(Entries supplied Opens)

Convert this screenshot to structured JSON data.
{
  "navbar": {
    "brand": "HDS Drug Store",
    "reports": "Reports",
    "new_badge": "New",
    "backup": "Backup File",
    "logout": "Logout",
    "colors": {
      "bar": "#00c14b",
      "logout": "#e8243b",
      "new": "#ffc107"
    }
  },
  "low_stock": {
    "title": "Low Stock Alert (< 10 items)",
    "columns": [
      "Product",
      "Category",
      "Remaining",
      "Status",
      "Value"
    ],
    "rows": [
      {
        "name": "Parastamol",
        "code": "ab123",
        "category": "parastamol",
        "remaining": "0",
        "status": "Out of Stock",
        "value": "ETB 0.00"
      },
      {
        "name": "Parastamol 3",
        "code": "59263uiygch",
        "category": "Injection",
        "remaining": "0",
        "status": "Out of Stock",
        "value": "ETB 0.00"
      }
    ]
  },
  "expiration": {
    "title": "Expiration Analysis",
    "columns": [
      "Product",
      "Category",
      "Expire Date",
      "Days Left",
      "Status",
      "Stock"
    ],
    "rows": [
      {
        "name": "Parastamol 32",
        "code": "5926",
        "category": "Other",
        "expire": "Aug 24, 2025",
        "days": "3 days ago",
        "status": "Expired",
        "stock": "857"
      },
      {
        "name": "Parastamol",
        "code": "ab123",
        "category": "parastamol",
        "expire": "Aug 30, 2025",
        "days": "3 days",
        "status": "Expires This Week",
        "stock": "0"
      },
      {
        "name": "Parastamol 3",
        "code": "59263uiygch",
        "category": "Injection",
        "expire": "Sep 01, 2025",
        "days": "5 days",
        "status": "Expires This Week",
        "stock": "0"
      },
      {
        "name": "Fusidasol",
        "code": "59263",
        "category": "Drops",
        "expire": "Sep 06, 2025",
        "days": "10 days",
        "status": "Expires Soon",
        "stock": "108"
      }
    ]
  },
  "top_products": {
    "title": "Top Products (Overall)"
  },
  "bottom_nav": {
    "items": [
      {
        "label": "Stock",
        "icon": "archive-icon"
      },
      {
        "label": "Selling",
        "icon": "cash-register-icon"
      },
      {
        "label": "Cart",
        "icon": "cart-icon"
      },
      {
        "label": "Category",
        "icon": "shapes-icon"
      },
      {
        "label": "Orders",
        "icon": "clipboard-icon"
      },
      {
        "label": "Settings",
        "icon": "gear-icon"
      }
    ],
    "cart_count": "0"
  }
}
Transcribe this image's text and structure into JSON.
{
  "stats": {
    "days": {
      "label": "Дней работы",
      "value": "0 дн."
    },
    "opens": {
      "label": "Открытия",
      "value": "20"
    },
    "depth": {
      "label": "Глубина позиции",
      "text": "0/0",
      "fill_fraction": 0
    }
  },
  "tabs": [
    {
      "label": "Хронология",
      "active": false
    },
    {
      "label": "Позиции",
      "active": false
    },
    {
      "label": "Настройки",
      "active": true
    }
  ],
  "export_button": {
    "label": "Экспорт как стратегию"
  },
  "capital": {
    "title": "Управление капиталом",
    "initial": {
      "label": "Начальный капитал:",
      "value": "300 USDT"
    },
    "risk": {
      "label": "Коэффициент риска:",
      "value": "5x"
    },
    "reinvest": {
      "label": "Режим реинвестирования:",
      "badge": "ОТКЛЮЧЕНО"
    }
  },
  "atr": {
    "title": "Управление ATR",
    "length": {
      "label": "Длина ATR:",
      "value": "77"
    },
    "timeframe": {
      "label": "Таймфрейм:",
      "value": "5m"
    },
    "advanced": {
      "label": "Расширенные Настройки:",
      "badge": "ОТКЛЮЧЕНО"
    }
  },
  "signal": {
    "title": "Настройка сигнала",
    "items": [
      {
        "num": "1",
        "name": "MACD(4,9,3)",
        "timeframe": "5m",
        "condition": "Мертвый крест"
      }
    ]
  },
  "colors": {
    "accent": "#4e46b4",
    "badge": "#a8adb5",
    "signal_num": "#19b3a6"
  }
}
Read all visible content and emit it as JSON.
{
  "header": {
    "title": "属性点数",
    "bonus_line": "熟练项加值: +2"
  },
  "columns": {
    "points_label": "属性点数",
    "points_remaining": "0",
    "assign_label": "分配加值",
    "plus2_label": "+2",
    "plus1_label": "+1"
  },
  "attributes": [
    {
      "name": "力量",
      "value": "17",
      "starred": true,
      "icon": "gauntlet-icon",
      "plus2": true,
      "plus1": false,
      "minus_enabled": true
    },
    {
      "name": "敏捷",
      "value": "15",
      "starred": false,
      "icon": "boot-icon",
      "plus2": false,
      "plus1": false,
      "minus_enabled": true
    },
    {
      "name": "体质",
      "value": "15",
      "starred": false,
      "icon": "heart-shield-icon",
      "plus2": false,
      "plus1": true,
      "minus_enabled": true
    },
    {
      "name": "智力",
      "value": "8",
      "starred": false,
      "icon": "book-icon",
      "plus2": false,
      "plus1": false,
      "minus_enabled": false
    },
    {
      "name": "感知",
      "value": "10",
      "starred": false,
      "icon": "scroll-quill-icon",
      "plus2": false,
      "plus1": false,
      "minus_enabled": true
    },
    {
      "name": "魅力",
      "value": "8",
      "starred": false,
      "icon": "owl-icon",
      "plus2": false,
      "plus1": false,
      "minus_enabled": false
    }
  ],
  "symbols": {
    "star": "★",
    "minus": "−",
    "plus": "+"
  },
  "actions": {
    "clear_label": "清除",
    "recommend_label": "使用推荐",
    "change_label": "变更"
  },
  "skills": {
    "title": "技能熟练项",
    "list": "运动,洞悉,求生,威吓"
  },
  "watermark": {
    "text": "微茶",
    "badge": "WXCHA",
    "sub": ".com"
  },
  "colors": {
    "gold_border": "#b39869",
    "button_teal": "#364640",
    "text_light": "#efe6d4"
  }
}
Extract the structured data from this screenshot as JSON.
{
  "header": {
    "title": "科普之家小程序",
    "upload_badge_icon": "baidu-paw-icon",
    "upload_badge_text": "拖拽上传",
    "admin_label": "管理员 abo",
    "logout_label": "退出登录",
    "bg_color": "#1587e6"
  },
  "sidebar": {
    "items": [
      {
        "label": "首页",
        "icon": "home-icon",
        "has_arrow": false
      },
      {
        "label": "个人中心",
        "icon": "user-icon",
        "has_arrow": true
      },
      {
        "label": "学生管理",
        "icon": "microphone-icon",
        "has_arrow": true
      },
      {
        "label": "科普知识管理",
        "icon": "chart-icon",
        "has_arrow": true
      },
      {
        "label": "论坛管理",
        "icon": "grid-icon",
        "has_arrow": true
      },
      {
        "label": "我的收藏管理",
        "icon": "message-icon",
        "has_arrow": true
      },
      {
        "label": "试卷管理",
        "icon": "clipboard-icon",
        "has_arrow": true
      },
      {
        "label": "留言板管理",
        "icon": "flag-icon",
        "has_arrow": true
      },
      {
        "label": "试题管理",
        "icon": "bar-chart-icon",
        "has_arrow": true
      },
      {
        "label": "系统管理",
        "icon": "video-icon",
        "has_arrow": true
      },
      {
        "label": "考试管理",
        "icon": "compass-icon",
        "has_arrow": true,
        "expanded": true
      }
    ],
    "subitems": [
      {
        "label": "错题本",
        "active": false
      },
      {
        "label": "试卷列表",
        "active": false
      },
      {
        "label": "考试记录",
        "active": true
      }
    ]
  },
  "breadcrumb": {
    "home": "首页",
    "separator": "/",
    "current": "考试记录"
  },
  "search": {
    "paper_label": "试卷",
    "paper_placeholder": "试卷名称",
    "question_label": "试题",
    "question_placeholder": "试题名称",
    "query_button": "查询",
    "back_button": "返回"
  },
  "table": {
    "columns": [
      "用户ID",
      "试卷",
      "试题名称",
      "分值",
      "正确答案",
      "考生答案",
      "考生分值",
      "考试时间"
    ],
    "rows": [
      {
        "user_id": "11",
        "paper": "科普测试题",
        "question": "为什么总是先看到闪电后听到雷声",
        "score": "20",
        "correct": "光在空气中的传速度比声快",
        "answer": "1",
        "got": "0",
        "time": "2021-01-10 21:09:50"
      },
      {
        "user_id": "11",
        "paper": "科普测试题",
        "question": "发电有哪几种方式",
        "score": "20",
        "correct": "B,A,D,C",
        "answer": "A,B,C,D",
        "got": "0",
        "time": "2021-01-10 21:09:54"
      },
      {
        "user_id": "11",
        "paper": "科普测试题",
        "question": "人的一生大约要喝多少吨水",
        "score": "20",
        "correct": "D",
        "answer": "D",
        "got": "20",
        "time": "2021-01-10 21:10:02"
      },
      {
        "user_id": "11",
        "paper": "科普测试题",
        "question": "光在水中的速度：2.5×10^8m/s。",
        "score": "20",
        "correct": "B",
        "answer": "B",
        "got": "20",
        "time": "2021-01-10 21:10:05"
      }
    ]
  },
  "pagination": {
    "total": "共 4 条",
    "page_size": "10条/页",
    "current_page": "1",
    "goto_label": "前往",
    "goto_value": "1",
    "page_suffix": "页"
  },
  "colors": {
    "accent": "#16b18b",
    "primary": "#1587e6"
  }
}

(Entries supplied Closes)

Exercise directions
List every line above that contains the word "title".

Completed task
    "title": "Low Stock Alert (< 10 items)",
    "title": "Expiration Analysis",
    "title": "Top Products (Overall)"
    "title": "Управление капиталом",
    "title": "Управление ATR",
    "title": "Настройка сигнала",
    "title": "属性点数",
    "title": "技能熟练项",
    "title": "科普之家小程序",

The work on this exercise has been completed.